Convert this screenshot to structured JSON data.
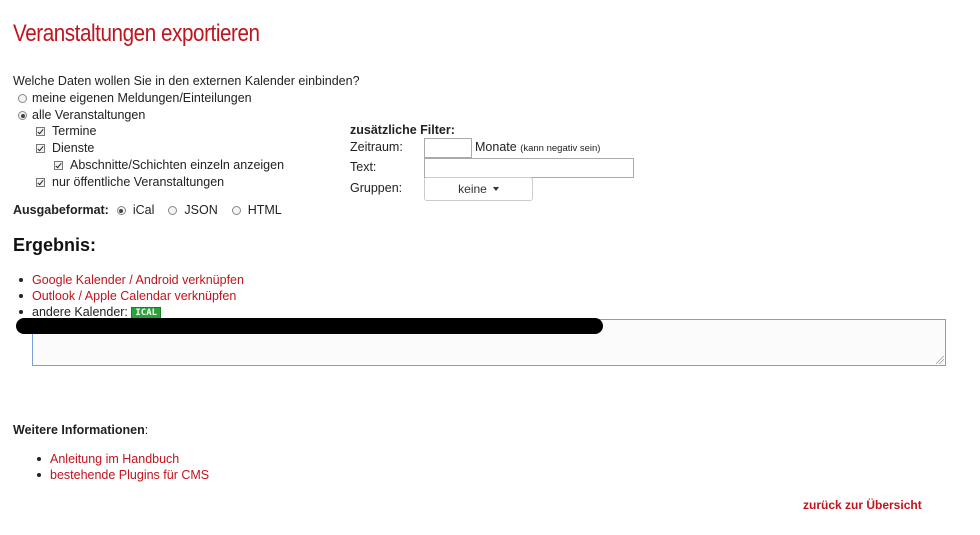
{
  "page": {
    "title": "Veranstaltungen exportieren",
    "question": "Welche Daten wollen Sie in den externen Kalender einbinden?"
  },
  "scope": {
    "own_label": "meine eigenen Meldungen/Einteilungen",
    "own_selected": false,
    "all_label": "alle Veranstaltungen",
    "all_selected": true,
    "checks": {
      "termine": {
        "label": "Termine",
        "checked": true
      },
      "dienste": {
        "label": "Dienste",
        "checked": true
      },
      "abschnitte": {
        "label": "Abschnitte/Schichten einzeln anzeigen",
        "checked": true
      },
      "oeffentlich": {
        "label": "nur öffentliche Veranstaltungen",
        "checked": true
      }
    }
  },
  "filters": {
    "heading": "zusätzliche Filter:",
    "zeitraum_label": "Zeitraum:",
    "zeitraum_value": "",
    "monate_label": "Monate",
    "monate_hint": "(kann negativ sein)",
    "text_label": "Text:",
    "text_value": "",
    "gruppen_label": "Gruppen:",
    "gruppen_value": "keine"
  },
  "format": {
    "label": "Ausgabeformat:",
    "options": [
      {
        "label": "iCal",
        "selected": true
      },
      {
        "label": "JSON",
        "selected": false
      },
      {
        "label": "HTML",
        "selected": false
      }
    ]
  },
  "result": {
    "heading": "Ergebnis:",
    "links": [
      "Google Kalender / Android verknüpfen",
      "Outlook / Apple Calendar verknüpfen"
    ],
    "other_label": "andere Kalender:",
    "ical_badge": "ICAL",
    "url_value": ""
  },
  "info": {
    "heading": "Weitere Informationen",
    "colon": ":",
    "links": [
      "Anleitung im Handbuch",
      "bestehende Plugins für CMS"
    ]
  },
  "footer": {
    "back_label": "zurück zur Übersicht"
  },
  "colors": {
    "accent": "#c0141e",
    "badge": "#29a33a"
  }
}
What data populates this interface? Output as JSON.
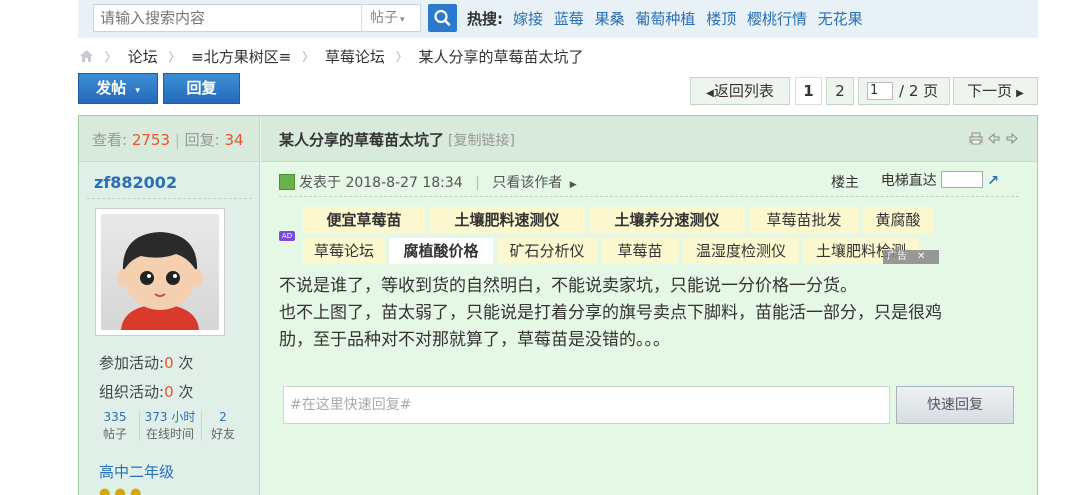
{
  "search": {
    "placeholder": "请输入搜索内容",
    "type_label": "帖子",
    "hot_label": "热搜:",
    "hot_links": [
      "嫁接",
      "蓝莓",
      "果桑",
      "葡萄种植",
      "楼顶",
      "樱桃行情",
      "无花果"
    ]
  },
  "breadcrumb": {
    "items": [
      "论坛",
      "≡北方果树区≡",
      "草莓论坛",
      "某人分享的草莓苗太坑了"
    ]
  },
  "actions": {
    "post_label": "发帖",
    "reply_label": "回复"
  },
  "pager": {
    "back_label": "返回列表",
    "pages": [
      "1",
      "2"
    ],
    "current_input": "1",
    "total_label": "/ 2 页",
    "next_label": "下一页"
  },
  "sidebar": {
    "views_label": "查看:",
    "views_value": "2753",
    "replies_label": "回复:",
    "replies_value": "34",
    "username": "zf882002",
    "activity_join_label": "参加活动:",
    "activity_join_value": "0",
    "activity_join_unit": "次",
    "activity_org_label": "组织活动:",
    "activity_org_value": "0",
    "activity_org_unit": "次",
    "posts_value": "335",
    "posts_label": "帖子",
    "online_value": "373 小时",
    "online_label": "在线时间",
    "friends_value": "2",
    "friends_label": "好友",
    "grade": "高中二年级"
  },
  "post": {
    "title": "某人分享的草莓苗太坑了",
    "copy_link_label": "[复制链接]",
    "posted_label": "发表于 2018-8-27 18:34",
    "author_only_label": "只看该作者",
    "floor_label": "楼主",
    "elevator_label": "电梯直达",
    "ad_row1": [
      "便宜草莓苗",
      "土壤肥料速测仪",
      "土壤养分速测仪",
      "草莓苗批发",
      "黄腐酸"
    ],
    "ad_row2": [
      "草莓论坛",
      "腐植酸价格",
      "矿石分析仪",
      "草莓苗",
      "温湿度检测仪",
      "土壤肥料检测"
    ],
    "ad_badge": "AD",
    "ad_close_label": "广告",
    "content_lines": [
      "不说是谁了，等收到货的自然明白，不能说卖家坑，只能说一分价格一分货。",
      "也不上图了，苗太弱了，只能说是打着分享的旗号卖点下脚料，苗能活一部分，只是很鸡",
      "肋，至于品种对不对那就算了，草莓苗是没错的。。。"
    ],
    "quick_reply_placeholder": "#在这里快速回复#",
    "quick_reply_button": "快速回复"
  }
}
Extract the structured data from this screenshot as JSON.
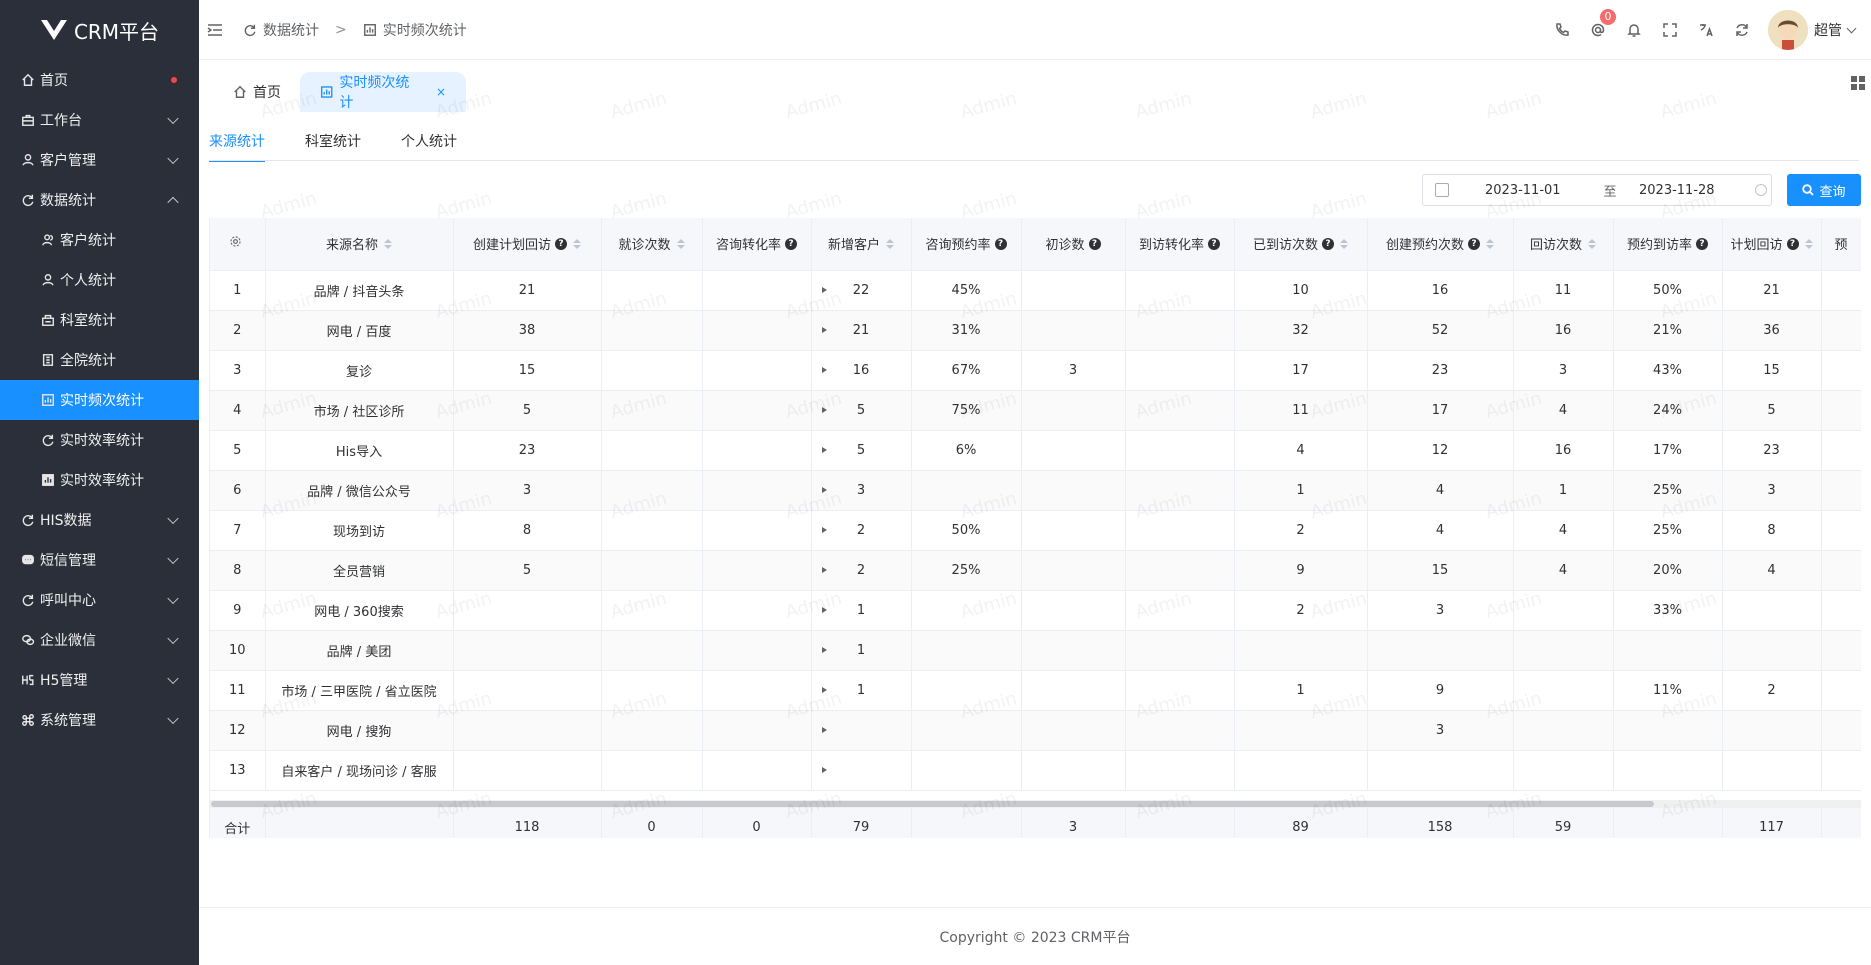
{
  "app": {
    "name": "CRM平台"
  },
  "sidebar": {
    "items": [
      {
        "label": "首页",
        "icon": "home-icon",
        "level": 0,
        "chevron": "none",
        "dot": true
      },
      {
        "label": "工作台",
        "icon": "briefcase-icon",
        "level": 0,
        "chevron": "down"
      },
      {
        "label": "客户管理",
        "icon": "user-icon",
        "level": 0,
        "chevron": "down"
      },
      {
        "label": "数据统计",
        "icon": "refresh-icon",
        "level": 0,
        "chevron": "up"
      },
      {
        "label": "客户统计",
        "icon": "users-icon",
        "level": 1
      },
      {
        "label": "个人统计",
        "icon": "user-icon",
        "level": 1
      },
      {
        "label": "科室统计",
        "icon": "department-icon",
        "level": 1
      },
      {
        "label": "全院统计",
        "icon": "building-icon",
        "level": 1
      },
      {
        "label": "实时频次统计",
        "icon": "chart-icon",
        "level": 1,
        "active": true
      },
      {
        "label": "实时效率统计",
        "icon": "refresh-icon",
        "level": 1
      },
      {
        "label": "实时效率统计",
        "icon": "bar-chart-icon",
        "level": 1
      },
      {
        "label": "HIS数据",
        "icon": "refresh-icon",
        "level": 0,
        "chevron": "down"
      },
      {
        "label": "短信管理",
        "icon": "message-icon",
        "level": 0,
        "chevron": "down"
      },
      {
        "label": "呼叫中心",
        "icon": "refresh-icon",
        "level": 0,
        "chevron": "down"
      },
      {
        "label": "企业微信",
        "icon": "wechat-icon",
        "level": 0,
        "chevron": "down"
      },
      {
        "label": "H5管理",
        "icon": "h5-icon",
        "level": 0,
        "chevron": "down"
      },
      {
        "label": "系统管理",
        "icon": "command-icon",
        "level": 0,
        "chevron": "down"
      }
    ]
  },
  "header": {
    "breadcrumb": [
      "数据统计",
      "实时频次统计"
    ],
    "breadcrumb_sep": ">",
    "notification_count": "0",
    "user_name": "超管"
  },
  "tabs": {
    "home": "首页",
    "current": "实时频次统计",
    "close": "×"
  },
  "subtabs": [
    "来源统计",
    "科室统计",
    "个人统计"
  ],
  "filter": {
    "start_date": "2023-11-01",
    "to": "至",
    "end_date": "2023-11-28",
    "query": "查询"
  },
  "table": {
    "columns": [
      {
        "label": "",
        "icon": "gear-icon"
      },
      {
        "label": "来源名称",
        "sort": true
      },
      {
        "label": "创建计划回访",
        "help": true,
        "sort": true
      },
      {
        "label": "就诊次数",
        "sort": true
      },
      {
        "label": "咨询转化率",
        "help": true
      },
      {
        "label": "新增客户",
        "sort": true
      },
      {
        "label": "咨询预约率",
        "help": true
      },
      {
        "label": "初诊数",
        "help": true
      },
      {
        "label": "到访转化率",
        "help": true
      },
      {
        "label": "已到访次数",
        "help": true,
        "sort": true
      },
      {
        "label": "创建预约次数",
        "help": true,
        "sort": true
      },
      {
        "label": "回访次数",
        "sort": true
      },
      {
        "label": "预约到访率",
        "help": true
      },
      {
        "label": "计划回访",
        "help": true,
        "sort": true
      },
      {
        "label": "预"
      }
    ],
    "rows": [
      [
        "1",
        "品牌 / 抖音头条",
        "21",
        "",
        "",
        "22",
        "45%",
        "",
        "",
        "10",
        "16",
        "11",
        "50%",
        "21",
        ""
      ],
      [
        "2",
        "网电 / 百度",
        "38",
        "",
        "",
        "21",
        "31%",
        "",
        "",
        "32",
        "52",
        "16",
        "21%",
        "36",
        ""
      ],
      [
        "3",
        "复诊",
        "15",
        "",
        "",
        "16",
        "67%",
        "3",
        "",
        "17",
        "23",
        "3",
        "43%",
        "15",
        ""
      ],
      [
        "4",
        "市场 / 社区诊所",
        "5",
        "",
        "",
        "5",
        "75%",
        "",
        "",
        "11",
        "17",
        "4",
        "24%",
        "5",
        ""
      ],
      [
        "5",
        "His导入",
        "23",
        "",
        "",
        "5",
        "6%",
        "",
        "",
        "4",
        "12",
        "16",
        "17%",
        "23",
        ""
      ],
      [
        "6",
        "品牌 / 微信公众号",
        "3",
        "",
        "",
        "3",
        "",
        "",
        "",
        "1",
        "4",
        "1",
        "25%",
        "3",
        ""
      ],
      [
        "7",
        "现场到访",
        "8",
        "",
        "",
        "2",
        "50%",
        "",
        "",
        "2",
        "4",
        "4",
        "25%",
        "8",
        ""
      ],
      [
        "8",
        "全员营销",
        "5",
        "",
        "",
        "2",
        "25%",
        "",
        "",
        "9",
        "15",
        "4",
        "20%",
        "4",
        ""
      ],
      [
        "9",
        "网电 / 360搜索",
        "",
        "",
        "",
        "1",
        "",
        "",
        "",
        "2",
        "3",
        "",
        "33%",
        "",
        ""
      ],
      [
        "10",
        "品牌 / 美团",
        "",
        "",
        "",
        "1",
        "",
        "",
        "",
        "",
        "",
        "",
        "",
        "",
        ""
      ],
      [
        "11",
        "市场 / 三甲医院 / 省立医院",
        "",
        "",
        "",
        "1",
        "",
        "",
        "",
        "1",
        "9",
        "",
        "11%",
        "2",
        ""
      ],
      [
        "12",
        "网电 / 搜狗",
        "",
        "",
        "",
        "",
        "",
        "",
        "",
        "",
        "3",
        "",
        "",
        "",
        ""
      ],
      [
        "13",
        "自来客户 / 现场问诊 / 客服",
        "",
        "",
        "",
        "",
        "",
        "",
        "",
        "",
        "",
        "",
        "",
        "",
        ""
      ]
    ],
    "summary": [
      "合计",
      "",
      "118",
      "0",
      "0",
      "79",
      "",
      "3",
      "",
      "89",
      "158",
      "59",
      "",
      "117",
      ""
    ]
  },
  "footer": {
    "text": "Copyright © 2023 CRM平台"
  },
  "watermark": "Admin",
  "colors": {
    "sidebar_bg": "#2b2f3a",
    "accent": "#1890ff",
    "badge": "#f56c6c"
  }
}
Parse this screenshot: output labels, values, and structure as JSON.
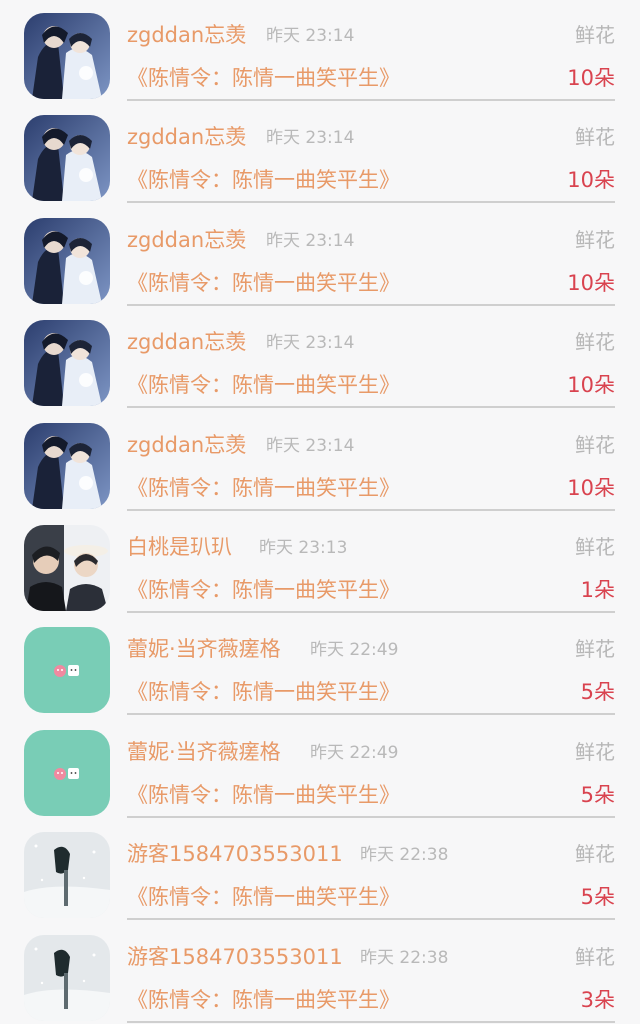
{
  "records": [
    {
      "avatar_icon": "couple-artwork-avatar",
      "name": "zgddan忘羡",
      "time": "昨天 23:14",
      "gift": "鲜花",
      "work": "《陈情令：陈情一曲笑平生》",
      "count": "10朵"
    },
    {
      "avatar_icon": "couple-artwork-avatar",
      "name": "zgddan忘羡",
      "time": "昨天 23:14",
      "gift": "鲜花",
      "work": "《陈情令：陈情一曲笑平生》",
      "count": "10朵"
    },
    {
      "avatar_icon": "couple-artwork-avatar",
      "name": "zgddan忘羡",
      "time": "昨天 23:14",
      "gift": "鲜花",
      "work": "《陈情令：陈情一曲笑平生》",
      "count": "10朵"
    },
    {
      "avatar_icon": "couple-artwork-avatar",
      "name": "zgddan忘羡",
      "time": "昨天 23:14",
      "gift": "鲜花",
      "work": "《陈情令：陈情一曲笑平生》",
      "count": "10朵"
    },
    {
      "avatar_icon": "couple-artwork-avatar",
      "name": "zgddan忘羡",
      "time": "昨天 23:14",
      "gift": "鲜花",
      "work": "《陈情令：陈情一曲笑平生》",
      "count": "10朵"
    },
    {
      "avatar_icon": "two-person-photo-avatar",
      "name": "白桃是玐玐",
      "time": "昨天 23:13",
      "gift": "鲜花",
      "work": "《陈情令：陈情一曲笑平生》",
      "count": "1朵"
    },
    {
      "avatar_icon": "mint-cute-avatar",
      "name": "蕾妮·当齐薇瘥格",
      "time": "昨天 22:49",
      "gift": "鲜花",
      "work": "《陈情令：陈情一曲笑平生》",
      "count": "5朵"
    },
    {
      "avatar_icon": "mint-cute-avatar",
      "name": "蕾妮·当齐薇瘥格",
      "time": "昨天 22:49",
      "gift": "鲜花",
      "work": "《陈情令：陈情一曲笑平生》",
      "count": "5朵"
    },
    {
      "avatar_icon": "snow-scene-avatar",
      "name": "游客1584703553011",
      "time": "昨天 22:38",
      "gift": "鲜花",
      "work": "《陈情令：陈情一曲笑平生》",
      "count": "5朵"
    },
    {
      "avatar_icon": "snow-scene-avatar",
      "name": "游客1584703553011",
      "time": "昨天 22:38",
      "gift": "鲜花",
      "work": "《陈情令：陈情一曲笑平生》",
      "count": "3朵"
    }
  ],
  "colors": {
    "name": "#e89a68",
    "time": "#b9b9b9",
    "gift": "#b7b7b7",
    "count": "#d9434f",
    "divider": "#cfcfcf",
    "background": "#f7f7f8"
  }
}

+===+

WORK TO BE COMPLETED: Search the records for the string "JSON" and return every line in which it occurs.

EXPECTED ANSWER:
Convert this screenshot to structured JSON data.
        "label": "JSON",
What data populates this interface? Output as JSON.
Extract the structured data from this screenshot as JSON.
Parse this screenshot: output labels, values, and structure as JSON.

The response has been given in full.